Gap was founded in the 1960s and initially targeted at young shoppers, the name supposedly referring to the ‘Generation Gap’ in the 1960s, between parents who had experienced economic depression and war and teenagers who had grown up during the Golden Age of Capitalism. As such, it originally sold LPs alongside Levi jeans, promoting its stores as a cool alternative to wherever your parents shopped. In the decades since, Gap has expanded its remit to appeal to families, not just teenagers, with several subsidiary brands filling out any gaps in the market for clothes: Banana Republic, Old Navy, Piperlime, Intermix, and Athleta are all owned and operated by Gap Inc. Between them, they make and sell clothes of all kinds and all price ranges for all kinds of people.
Gap have an unusually thorough statement of ethics on their website, including comprehensive commitments to the environment, human rights, their employees and their communities.

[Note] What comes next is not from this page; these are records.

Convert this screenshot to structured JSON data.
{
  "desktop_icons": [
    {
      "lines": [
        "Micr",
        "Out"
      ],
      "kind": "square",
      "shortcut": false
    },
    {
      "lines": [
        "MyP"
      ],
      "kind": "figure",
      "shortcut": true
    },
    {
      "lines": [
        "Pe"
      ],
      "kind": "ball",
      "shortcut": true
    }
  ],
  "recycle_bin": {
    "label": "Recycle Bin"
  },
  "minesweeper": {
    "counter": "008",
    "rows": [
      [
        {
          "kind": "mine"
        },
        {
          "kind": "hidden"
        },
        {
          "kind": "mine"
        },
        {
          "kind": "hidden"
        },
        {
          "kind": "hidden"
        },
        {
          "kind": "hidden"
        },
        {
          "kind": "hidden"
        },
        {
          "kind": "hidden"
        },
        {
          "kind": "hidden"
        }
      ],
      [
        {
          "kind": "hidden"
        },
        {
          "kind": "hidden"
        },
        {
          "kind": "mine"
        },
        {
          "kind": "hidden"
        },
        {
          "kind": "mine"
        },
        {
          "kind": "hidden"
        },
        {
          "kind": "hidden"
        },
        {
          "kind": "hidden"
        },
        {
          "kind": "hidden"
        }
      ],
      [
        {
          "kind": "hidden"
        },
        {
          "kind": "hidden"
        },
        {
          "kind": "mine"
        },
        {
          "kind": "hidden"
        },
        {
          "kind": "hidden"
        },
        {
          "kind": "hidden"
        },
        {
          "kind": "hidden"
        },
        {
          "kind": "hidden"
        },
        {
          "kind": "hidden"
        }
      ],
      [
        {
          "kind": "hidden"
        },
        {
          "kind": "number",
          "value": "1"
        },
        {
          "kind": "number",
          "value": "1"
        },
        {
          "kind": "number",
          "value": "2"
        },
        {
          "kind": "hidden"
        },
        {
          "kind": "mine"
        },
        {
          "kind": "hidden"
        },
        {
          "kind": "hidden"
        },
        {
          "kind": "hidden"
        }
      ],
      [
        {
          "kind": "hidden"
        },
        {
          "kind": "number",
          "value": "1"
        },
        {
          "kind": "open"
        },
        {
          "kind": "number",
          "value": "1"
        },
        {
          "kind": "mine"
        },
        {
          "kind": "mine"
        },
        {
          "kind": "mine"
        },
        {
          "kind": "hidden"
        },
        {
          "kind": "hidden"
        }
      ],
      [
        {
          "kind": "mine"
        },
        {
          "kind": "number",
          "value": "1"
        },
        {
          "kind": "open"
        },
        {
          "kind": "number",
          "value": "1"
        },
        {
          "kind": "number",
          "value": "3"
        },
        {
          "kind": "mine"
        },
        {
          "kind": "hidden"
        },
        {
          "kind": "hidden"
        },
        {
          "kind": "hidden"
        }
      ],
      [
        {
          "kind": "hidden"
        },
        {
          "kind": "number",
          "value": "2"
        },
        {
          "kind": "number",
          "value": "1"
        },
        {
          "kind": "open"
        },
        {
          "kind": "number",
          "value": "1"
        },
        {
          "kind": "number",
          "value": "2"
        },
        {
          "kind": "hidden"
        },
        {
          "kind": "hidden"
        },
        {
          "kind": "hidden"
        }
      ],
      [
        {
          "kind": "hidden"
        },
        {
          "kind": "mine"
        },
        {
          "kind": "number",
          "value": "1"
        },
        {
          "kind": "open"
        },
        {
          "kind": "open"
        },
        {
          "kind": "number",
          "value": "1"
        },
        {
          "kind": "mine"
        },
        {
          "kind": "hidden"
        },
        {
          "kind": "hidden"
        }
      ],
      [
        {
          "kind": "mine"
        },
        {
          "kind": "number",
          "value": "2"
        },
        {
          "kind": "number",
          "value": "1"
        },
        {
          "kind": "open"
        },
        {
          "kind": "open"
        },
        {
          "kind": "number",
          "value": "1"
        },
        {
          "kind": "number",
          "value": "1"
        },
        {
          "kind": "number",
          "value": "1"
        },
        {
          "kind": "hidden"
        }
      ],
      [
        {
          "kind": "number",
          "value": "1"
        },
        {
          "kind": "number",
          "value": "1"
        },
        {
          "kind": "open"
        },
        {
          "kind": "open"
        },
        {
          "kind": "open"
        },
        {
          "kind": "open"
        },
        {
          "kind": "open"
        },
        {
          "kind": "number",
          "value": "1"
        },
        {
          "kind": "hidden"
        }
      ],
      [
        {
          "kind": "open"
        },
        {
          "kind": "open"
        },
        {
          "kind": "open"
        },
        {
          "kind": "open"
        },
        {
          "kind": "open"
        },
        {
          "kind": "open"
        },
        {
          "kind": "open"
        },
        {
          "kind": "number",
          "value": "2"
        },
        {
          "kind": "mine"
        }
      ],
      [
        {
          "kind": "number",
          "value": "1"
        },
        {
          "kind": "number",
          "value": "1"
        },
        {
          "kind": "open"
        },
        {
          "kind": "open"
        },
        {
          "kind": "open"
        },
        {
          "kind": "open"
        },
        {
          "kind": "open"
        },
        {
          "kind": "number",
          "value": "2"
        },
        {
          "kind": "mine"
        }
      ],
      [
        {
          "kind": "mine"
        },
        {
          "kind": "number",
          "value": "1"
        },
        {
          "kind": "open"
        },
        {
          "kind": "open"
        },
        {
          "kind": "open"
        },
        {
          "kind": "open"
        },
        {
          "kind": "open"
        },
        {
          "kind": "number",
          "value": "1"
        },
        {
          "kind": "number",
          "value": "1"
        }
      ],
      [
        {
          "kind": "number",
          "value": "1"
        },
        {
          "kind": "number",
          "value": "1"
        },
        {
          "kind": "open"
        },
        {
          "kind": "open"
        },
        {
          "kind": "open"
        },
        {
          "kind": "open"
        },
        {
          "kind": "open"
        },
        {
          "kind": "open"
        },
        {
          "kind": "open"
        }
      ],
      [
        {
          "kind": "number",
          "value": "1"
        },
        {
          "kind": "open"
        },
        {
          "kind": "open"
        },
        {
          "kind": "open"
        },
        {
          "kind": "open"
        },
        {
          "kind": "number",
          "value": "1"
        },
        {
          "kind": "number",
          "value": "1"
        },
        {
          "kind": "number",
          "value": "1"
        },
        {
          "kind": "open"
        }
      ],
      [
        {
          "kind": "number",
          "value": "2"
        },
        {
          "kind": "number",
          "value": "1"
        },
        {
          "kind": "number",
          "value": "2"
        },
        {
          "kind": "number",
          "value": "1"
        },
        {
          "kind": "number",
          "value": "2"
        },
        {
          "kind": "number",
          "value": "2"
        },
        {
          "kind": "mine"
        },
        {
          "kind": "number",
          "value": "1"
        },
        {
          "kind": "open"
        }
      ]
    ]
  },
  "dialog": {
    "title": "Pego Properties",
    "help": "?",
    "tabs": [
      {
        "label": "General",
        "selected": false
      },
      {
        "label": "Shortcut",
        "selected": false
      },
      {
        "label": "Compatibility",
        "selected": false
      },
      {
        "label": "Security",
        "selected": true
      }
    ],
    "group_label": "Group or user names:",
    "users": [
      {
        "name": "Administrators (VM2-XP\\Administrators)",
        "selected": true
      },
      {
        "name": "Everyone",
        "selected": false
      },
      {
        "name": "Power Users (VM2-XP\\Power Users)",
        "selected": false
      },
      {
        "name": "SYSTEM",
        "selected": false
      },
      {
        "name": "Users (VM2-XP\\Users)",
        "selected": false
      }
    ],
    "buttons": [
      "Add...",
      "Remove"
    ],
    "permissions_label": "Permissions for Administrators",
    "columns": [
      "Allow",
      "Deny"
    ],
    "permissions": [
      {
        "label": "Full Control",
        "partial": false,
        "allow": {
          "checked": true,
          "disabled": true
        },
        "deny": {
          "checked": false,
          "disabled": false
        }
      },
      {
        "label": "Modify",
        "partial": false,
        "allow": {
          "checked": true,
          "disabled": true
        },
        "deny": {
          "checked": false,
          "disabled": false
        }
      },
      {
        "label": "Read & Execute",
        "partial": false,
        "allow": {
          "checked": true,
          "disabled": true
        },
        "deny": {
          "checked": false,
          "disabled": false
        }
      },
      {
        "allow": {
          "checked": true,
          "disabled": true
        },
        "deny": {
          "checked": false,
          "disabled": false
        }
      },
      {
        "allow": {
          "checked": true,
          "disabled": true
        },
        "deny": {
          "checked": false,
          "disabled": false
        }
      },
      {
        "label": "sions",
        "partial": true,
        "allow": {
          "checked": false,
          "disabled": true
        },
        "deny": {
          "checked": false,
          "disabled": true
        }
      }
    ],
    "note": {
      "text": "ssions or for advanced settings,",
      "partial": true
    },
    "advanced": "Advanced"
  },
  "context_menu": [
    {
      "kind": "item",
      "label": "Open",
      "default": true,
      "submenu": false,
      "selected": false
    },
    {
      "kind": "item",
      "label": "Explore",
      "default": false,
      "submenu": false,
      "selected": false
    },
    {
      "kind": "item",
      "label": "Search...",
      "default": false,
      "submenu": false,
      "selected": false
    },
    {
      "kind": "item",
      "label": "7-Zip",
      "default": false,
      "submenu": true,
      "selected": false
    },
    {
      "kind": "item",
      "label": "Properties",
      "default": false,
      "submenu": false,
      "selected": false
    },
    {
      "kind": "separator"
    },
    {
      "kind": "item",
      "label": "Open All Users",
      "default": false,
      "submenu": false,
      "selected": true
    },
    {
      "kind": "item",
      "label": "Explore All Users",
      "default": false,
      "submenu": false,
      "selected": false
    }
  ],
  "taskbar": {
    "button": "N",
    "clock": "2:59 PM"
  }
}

Their work includes the promotion of women’s rights, as they recognise that despite making up a majority of garment makers, women only take a tiny minority of management positions. Gap has worked with various individuals and organizations, including a former US ambassador, to implement programs that aim to fix this discrepancy. Their work with women includes education and training programs which help move them beyond roles on the factory floor and empower them in their wider lives, too. Gap are hoping to roll out this program across more factories and countries, helping the fight against gender inequality globally.
Their environmental policy is comprehensive, taking in energy use everywhere from corporate headquarters to the factory floor, as well as how they process waste, maintain clean water while minimizing the use of water, and how they can manufacture products that live up to the highest environmental standards. Their recent changes in policy have led to 75% of waste from their San Francisco HQ that previously went into landfills being redirected to recycling or composting facilities. And of course, the HQ makes up just a tiny part of their overall footprint: Similar policies worldwide are helping to improve environmental standards throughout Gap’s supply chain.
Following criticism throughout the clothing industry that supply chains were not sufficiently well-vetted and were committing human rights abuses while retailers turned a blind eye, Gap has attempted to remedy the situation. Gap works with the International Labor Organization and the governments of countries where its clothes are made to try and improve working conditions globally. In an unusually honest statement on their corporate website, Gap acknowledge that they ‘still encounter issues that reoccur or take longer than they should to fix’ but continue to work toward an improvement in labor standards for all workers.
Despite the generally patchy history of clothing manufacturers, Gap are doing more than most companies of any kind to ensure that they recognize and uphold human rights across the world while still providing a saleable product and providing a profit to their investors. Gap outlet coupons help keep prices low, too, so that their clothes remain affordable to the average family.